`\$str = \$path->figure ()`

Return "circle".

# FORMULAS

## Rectangle to N Range

R=sqrt(N) here is the same as in the `TheodorusSpiral` and the code is shared here. See "Rectangle to N Range" in Math::PlanePath::TheodorusSpiral.

The accuracy could be improved here by taking into account the polar angle of the corners which are candidates for the maximum radius. On the X axis the stripes of N are from X-0.5 to X+0.5, but up on the Y axis it's 0.25 further out at Y-0.25 to Y+0.75. The stripe the corner falls in can thus be biased by theta expressed as a fraction 0 to 1 around the plane.

An exact theta 0 to 1 would require an arctan, but approximations 0, 0.25, 0.5, 0.75 from the quadrants, or eighths of the plane by X>Y etc diagonals. As noted for the Theodorus spiral the over-estimate from ignoring the angle is at worst R many points, which corresponds to a full loop here. Using the angle would reduce that to 1/4 or 1/8 etc of a loop.

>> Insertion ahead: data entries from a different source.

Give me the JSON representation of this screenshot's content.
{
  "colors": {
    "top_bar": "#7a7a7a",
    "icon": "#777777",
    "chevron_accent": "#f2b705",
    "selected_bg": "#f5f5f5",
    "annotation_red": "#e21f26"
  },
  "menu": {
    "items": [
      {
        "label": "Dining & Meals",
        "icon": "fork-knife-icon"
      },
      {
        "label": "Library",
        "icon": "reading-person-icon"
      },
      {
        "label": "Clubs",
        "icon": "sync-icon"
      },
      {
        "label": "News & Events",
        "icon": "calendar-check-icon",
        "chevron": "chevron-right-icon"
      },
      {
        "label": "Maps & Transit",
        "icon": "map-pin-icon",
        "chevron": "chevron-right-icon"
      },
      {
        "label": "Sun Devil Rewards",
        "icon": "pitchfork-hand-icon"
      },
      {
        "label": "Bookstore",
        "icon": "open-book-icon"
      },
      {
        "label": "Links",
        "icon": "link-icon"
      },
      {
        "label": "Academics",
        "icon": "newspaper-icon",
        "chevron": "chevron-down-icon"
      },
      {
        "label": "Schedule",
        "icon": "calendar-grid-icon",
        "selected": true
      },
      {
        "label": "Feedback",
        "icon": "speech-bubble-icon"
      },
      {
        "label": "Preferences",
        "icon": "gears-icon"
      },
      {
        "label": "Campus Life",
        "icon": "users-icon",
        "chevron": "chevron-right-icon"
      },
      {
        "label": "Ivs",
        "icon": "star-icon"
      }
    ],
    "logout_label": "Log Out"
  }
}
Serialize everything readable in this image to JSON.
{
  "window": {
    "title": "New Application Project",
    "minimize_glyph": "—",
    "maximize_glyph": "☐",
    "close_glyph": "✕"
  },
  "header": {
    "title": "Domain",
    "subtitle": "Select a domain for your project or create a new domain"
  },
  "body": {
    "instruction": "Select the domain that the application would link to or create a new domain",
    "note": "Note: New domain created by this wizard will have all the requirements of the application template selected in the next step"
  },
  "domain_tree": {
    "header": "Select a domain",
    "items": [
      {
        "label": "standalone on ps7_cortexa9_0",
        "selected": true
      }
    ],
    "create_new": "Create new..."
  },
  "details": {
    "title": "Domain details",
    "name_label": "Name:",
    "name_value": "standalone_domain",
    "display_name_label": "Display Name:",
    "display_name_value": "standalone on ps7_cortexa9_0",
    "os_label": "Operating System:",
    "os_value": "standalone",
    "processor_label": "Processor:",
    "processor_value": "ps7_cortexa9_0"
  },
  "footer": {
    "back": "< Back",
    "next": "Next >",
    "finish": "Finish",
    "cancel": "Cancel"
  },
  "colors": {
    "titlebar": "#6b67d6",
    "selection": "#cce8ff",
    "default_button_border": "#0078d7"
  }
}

http://user42.tuxfamily.org/math-planepath/index.html